▶ _EXERCISE DETAILS_
In the records below, count every line containing "should". Reply with the number only.

*** SOURCE RECORDS ***

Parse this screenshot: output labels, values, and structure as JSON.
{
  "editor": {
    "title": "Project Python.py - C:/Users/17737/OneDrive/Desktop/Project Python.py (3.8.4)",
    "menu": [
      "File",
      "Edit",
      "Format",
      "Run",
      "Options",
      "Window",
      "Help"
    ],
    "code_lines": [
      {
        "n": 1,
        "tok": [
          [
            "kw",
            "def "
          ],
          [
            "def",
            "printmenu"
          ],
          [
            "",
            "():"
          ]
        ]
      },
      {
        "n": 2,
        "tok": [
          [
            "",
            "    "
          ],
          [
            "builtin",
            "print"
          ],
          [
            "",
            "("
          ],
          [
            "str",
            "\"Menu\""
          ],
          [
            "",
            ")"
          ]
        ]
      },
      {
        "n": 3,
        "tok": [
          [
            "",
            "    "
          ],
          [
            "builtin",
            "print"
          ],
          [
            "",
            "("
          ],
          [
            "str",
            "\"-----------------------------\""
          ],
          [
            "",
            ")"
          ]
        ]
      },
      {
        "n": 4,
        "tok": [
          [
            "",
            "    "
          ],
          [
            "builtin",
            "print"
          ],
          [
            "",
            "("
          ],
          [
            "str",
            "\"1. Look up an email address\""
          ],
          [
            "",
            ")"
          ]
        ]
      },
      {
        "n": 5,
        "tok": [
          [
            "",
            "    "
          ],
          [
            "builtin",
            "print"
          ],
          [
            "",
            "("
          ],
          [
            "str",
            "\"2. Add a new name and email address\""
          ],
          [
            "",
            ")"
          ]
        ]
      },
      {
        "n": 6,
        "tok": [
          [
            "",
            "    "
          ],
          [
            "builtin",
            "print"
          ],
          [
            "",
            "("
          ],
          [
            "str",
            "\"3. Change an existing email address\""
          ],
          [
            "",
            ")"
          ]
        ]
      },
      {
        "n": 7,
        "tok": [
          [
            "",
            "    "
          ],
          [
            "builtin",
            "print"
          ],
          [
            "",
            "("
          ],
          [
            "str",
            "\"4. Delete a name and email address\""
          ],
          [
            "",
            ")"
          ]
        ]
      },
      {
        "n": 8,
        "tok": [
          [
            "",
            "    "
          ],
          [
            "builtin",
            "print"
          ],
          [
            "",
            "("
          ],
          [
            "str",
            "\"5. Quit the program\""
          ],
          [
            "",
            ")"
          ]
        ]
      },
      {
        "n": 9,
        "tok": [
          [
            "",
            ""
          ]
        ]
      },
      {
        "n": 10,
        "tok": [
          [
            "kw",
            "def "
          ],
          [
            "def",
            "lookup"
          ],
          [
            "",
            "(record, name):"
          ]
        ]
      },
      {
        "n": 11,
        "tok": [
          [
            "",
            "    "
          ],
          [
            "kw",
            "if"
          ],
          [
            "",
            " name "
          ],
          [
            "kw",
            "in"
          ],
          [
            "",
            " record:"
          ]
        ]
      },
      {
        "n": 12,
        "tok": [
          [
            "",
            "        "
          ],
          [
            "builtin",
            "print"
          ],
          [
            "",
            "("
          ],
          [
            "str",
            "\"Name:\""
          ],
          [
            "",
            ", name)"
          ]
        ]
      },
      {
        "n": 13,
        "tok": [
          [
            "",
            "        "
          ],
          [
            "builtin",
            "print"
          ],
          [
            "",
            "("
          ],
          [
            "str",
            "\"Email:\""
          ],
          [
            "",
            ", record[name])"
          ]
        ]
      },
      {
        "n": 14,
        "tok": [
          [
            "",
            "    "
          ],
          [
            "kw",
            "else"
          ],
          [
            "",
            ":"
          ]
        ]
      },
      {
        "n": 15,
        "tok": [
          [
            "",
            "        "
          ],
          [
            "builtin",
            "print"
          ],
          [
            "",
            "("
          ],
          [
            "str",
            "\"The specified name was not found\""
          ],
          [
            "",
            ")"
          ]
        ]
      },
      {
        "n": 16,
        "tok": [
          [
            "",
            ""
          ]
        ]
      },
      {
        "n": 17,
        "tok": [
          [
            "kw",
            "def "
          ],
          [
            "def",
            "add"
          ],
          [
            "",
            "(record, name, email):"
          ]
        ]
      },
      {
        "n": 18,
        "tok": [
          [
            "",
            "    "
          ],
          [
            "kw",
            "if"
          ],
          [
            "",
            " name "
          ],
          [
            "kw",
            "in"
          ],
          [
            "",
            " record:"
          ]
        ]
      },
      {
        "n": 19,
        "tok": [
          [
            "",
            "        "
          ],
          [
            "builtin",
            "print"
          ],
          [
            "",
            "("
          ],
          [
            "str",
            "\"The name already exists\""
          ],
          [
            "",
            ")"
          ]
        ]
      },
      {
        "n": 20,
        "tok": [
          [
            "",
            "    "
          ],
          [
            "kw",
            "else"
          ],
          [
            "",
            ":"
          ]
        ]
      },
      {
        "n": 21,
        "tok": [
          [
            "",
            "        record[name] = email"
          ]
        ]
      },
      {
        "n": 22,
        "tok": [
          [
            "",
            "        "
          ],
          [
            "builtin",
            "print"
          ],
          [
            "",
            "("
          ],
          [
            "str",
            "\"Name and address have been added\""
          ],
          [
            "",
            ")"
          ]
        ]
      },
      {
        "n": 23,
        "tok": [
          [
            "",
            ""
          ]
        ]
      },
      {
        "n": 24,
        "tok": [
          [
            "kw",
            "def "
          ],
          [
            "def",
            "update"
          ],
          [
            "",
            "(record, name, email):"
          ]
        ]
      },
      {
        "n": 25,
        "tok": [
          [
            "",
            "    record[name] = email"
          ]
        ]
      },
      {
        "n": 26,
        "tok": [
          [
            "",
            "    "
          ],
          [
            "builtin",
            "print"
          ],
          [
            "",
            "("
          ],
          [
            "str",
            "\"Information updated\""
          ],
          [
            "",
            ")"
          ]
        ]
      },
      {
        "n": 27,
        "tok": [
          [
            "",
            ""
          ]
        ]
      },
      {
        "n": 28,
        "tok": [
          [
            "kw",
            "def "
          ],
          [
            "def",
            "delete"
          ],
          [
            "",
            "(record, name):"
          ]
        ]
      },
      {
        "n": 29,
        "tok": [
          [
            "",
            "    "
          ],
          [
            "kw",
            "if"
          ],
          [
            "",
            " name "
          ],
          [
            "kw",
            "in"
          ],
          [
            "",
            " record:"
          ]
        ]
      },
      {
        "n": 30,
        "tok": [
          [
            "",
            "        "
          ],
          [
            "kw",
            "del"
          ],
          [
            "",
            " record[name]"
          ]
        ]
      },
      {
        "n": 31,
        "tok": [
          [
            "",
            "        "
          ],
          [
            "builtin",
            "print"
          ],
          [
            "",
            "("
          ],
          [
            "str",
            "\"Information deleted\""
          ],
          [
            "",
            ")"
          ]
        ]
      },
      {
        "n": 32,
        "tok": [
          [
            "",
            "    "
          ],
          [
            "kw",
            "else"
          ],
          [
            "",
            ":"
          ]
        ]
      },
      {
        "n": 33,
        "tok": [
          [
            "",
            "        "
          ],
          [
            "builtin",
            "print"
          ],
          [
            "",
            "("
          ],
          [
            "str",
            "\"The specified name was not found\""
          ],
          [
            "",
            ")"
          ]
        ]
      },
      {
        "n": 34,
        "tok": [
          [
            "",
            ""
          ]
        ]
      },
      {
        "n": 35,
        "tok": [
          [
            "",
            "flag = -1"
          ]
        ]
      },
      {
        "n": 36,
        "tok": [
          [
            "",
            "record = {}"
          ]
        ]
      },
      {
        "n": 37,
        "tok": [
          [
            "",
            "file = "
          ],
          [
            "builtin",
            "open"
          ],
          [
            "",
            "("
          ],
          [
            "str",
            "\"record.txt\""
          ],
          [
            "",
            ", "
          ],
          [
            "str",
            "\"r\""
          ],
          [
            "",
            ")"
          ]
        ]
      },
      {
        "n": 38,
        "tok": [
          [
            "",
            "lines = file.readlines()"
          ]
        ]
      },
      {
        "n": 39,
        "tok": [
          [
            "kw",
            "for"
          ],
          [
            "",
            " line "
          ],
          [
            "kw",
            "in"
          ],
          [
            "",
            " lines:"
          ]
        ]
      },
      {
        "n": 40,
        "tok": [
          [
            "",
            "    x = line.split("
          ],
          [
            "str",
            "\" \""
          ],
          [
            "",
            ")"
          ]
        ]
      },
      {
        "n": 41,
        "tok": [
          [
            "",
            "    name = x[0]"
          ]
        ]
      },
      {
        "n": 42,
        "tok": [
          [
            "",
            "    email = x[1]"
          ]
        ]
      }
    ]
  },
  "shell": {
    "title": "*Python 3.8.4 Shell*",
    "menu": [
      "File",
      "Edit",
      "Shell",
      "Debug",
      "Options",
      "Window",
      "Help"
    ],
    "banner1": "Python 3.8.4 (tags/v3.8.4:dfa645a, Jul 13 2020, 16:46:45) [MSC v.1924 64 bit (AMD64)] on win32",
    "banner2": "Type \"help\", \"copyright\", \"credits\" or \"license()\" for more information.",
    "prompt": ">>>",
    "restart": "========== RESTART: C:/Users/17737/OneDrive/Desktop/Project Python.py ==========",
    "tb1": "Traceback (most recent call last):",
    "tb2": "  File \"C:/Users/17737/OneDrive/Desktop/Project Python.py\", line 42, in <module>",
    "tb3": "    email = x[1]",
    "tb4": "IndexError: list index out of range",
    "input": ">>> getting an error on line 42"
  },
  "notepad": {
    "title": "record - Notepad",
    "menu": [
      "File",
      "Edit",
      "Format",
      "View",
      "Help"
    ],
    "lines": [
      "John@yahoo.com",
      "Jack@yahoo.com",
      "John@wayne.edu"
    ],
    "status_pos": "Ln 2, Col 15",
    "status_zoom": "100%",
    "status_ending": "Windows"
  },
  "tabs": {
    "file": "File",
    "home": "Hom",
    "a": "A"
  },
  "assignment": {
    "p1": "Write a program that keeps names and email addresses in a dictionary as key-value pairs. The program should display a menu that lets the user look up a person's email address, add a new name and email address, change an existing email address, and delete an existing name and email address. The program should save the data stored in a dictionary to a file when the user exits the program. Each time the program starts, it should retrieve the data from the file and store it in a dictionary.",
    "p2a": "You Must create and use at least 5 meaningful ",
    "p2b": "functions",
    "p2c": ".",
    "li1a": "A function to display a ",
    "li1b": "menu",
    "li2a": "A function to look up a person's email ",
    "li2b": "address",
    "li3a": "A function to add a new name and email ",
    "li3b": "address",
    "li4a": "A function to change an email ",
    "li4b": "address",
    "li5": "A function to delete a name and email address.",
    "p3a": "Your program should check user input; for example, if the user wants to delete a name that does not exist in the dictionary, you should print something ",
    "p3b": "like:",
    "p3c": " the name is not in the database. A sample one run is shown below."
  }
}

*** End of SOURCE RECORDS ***
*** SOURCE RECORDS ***

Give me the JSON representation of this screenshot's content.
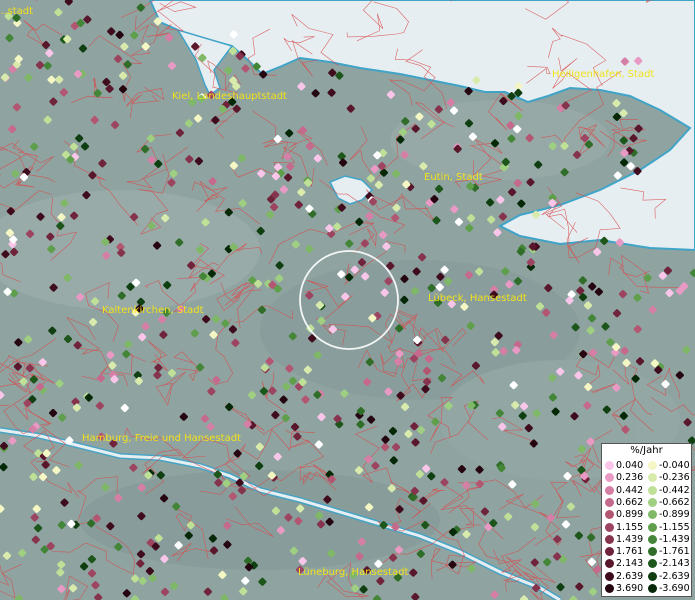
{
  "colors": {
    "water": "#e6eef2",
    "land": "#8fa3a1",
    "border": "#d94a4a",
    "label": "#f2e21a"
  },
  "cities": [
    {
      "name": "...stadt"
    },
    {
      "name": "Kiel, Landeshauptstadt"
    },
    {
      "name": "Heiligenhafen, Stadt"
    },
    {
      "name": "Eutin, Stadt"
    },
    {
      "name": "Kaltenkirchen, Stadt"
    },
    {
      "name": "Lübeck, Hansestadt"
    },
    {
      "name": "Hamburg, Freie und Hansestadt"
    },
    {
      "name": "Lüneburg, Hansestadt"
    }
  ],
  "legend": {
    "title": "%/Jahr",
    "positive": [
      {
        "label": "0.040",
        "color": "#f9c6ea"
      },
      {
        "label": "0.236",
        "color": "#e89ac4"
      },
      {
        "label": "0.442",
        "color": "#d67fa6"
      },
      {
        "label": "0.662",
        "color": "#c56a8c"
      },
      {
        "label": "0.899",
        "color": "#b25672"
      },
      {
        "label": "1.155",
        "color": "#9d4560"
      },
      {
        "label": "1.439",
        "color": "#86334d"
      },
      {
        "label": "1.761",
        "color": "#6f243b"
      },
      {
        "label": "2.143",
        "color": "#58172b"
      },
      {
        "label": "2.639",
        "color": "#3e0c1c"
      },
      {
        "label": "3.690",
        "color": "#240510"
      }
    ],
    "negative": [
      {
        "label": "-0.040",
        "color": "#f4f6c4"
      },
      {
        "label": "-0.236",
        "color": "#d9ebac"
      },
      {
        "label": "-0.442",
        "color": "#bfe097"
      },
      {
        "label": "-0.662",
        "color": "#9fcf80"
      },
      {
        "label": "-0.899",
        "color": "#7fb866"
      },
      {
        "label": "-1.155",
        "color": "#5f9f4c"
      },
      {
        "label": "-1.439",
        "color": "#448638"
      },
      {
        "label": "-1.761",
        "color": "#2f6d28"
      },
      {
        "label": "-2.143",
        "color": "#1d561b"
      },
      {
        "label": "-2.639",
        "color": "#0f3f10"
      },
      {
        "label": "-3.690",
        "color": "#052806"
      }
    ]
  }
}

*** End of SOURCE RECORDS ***
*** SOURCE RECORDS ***

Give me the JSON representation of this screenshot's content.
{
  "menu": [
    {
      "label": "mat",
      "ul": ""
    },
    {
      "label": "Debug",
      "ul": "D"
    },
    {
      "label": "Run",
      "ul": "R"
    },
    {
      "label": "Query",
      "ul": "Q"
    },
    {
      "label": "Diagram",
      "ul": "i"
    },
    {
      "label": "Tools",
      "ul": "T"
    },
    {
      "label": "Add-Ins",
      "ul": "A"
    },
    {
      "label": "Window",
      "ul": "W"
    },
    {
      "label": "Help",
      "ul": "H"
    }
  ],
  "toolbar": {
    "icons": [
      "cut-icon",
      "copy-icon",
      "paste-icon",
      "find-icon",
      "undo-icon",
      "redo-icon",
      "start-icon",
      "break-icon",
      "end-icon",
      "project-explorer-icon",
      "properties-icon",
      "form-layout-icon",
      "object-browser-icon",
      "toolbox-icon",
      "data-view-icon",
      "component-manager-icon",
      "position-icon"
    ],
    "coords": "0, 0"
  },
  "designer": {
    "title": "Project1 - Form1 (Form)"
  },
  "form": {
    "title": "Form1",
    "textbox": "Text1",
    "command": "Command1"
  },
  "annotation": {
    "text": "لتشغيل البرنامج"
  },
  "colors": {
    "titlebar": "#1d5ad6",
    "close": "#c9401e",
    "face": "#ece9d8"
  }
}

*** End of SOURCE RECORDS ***

▶ _TASK RESULT_
2